My friend the Sophia Damon (loosely translates as wise soul), tells me that ritual is an important part of our understanding of the world. It’s how we deal with loss and how we celebrate our successes. Every year the Sophia Damon hosts a ritual to remember women lost to violence. It is one of the most powerful and moving rituals I have ever experienced.
We use ritual in many ways in branding and in organizational life. When we “eat the red one last” we are participating in a rather meaningless ritual about Smarties. When we eat the middle of our Oreo cookie first, we are participating in a ritual. Many of these rituals serve to hold our community together or to create a sense of shared meaning. For example, when engineers graduate in Canada, they have a ring ceremony, where each engineer swears to uphold the duties and requirements of their profession. This creates a shared meaning and understanding of their obligations. Doctors have the Hippocratic oath.

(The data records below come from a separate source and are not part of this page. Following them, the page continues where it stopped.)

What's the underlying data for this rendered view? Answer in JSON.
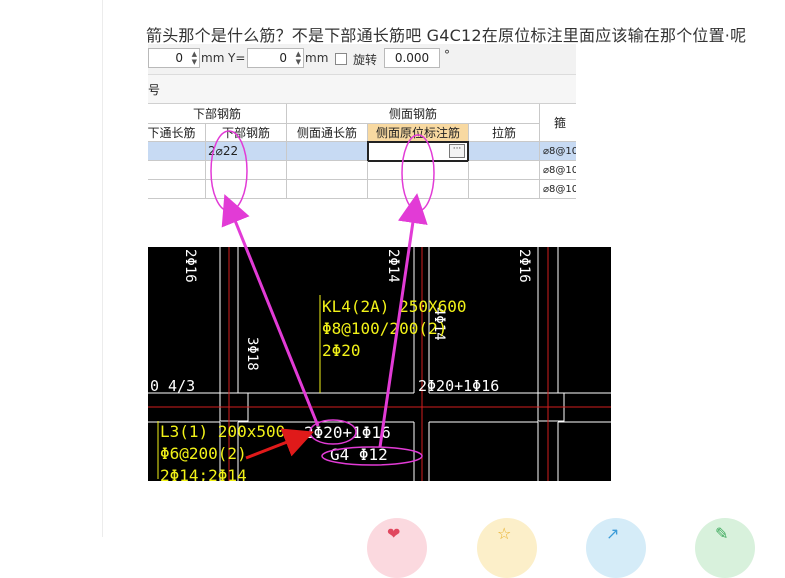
{
  "question": "箭头那个是什么筋？不是下部通长筋吧 G4C12在原位标注里面应该输在那个位置·呢",
  "toolbar": {
    "x_value": "0",
    "x_unit": "mm",
    "y_label": "Y=",
    "y_value": "0",
    "y_unit": "mm",
    "rotate_label": "旋转",
    "rotate_value": "0.000",
    "degree": "°"
  },
  "subbar_label": "号",
  "table": {
    "group_bottom": "下部钢筋",
    "group_side": "侧面钢筋",
    "col_bottom_cont": "下通长筋",
    "col_bottom": "下部钢筋",
    "col_side_cont": "侧面通长筋",
    "col_side_orig": "侧面原位标注筋",
    "col_tie": "拉筋",
    "col_stirrup": "箍",
    "row1_bottom": "2⌀22",
    "stirrup_1": "⌀8@10",
    "stirrup_2": "⌀8@10",
    "stirrup_3": "⌀8@10",
    "ellipsis": "···"
  },
  "cad": {
    "v_2c16_left": "2Φ16",
    "v_2c14": "2Φ14",
    "v_2c16_right": "2Φ16",
    "v_3c18": "3Φ18",
    "v_4c14": "4Φ14",
    "kl4_line1": "KL4(2A) 250X600",
    "kl4_line2": "Φ8@100/200(2)",
    "kl4_line3": "2Φ20",
    "left_frag": "0 4/3",
    "mid_bars": "2Φ20+1Φ16",
    "l3_line1": "L3(1) 200x500",
    "l3_line2": "Φ6@200(2)",
    "l3_line3": "2Φ14;2Φ14",
    "bars_main": "2Φ20+1Φ16",
    "g4": "G4 Φ12"
  },
  "colors": {
    "magenta": "#e23bd6",
    "arrow_red": "#e01a1a",
    "cad_yellow": "#f2f218",
    "cad_white": "#ffffff",
    "cad_red": "#d21e1e",
    "header_orange": "#f8d9a1",
    "selected_blue": "#c7daf3"
  }
}
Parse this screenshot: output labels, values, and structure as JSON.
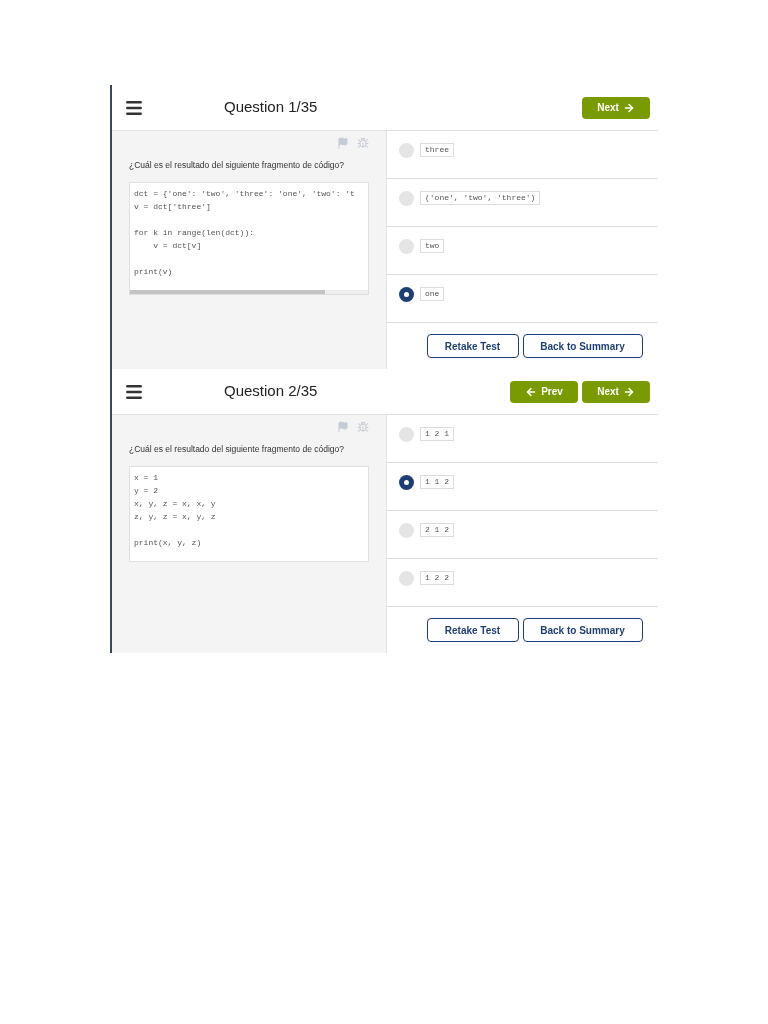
{
  "quizzes": [
    {
      "title": "Question 1/35",
      "nav_buttons": [
        {
          "kind": "next",
          "label": "Next"
        }
      ],
      "prompt": "¿Cuál es el resultado del siguiente fragmento de código?",
      "code": "dct = {'one': 'two', 'three': 'one', 'two': 't\nv = dct['three']\n\nfor k in range(len(dct)):\n    v = dct[v]\n\nprint(v)",
      "code_scrollbar": true,
      "options": [
        {
          "label": "three",
          "selected": false
        },
        {
          "label": "('one', 'two', 'three')",
          "selected": false
        },
        {
          "label": "two",
          "selected": false
        },
        {
          "label": "one",
          "selected": true
        }
      ],
      "actions": [
        "Retake Test",
        "Back to Summary"
      ]
    },
    {
      "title": "Question 2/35",
      "nav_buttons": [
        {
          "kind": "prev",
          "label": "Prev"
        },
        {
          "kind": "next",
          "label": "Next"
        }
      ],
      "prompt": "¿Cuál es el resultado del siguiente fragmento de código?",
      "code": "x = 1\ny = 2\nx, y, z = x, x, y\nz, y, z = x, y, z\n\nprint(x, y, z)",
      "code_scrollbar": false,
      "options": [
        {
          "label": "1 2 1",
          "selected": false
        },
        {
          "label": "1 1 2",
          "selected": true
        },
        {
          "label": "2 1 2",
          "selected": false
        },
        {
          "label": "1 2 2",
          "selected": false
        }
      ],
      "actions": [
        "Retake Test",
        "Back to Summary"
      ]
    }
  ]
}
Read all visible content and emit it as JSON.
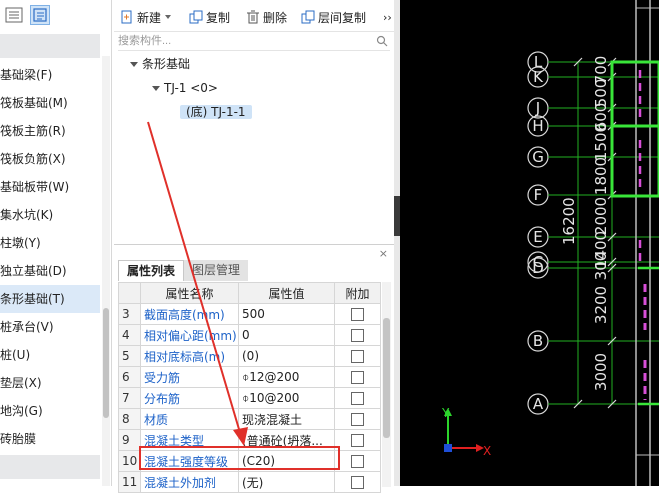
{
  "left_nav": {
    "items": [
      {
        "label": "基础梁(F)"
      },
      {
        "label": "筏板基础(M)"
      },
      {
        "label": "筏板主筋(R)"
      },
      {
        "label": "筏板负筋(X)"
      },
      {
        "label": "基础板带(W)"
      },
      {
        "label": "集水坑(K)"
      },
      {
        "label": "柱墩(Y)"
      },
      {
        "label": "独立基础(D)"
      },
      {
        "label": "条形基础(T)"
      },
      {
        "label": "桩承台(V)"
      },
      {
        "label": "桩(U)"
      },
      {
        "label": "垫层(X)"
      },
      {
        "label": "地沟(G)"
      },
      {
        "label": "砖胎膜"
      }
    ],
    "active_index": 8
  },
  "toolbar": {
    "new_label": "新建",
    "copy_label": "复制",
    "delete_label": "删除",
    "floor_copy_label": "层间复制",
    "more_label": "››"
  },
  "search": {
    "placeholder": "搜索构件..."
  },
  "tree": {
    "root_label": "条形基础",
    "child_label": "TJ-1 <0>",
    "leaf_label": "(底) TJ-1-1"
  },
  "properties": {
    "close_glyph": "×",
    "tabs": [
      {
        "label": "属性列表"
      },
      {
        "label": "图层管理"
      }
    ],
    "headers": {
      "name": "属性名称",
      "value": "属性值",
      "extra": "附加"
    },
    "rows": [
      {
        "num": "3",
        "name": "截面高度(mm)",
        "value": "500"
      },
      {
        "num": "4",
        "name": "相对偏心距(mm)",
        "value": "0"
      },
      {
        "num": "5",
        "name": "相对底标高(m)",
        "value": "(0)"
      },
      {
        "num": "6",
        "name": "受力筋",
        "value": "⌽12@200"
      },
      {
        "num": "7",
        "name": "分布筋",
        "value": "⌽10@200"
      },
      {
        "num": "8",
        "name": "材质",
        "value": "现浇混凝土"
      },
      {
        "num": "9",
        "name": "混凝土类型",
        "value": "(普通砼(坍落..."
      },
      {
        "num": "10",
        "name": "混凝土强度等级",
        "value": "(C20)"
      },
      {
        "num": "11",
        "name": "混凝土外加剂",
        "value": "(无)"
      }
    ]
  },
  "cad": {
    "axis_labels": [
      "L",
      "K",
      "J",
      "H",
      "G",
      "F",
      "E",
      "D",
      "C",
      "B",
      "A"
    ],
    "total_dimension": "16200",
    "segment_dimensions": [
      "700",
      "500",
      "600",
      "1500",
      "1800",
      "2000",
      "1400",
      "300",
      "3200",
      "3000"
    ],
    "ucs_x": "X",
    "ucs_y": "Y"
  },
  "colors": {
    "highlight_border": "#e0302a",
    "arrow": "#e0302a",
    "cad_background": "#000000",
    "beam_green": "#39e639",
    "beam_magenta": "#d84fd8",
    "property_name_blue": "#1d62c8"
  }
}
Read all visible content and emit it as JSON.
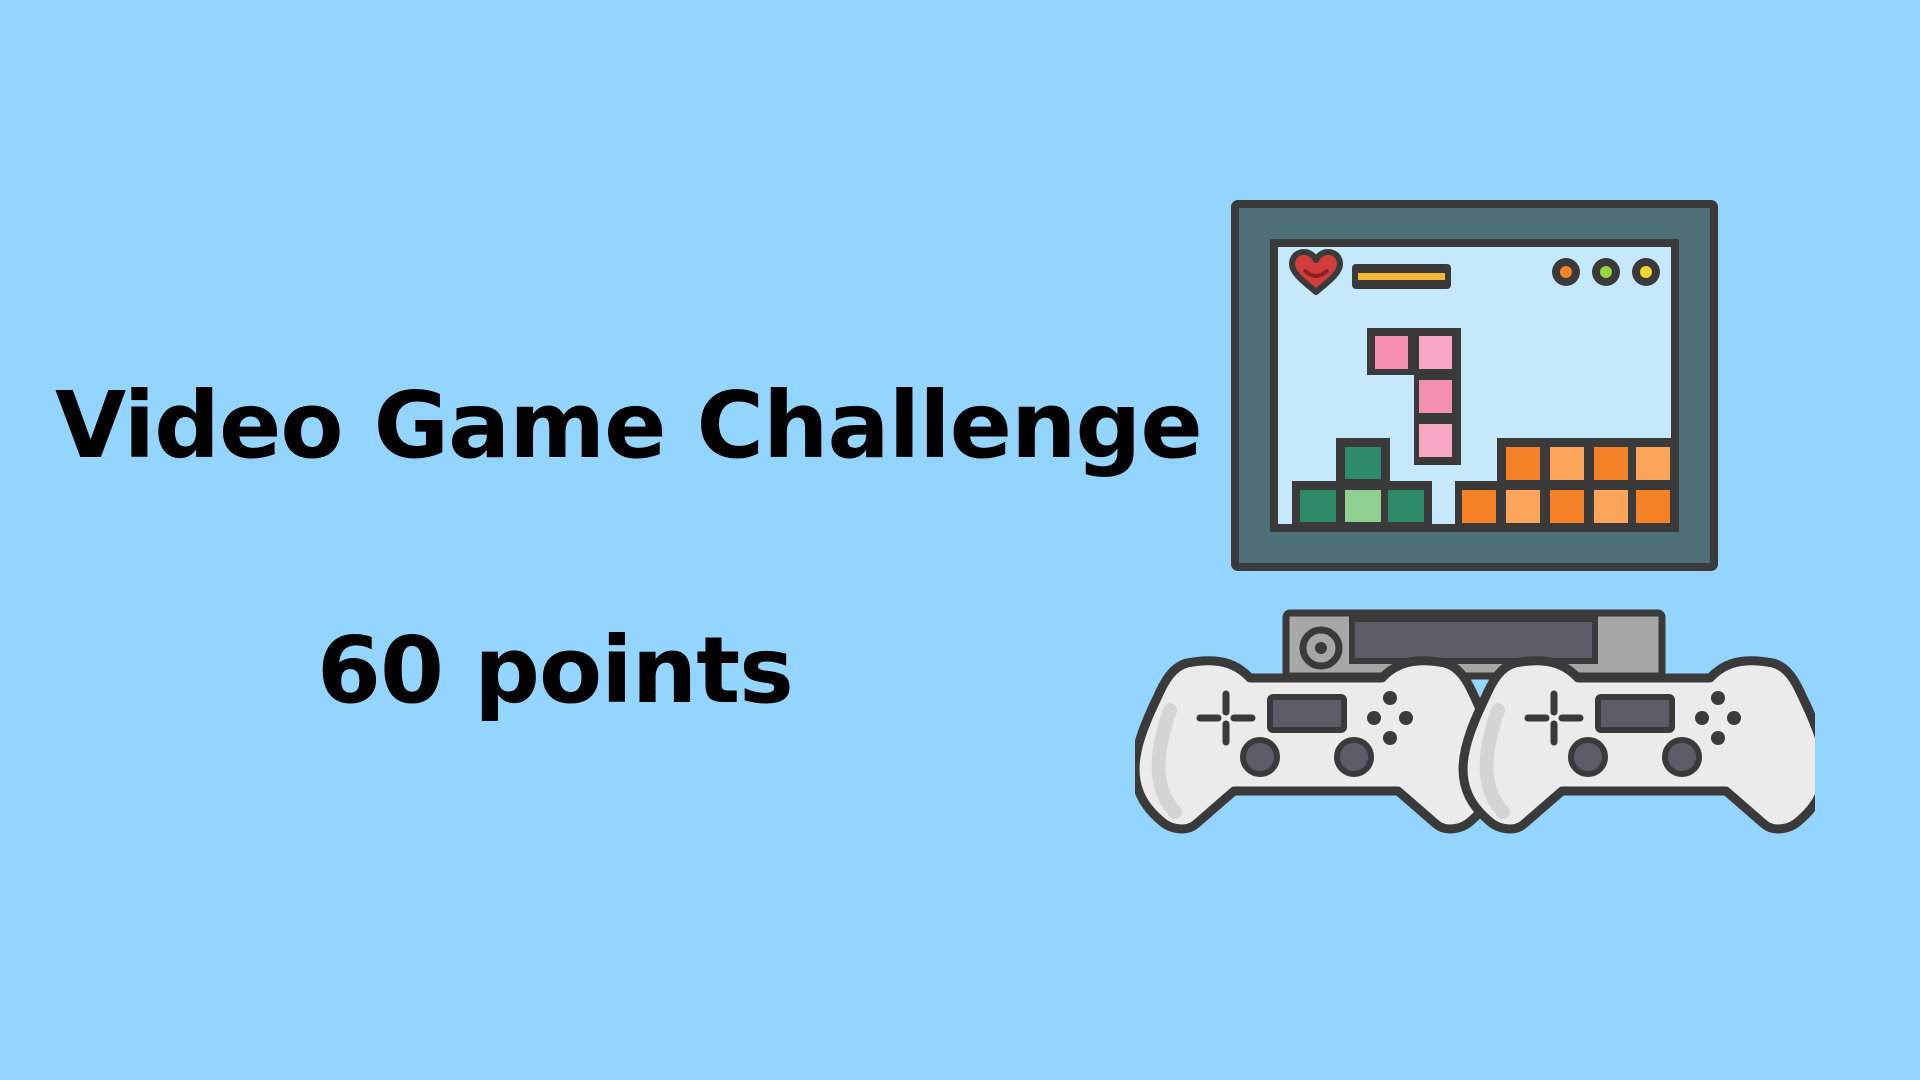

Ritual is a powerful tool that reinforces shared values and meaning. For me, the Canada Day ritual reinforces the importance of shared political and social values. It also reinforces the value of community, as I walked down to the beach to see the fireworks with my friends and neighbours over Lake Huron. In spite of all of our challenges as a country, and the frailty of what we have built, I still know that I am thankful that I have received all of the blessings of living in Canada.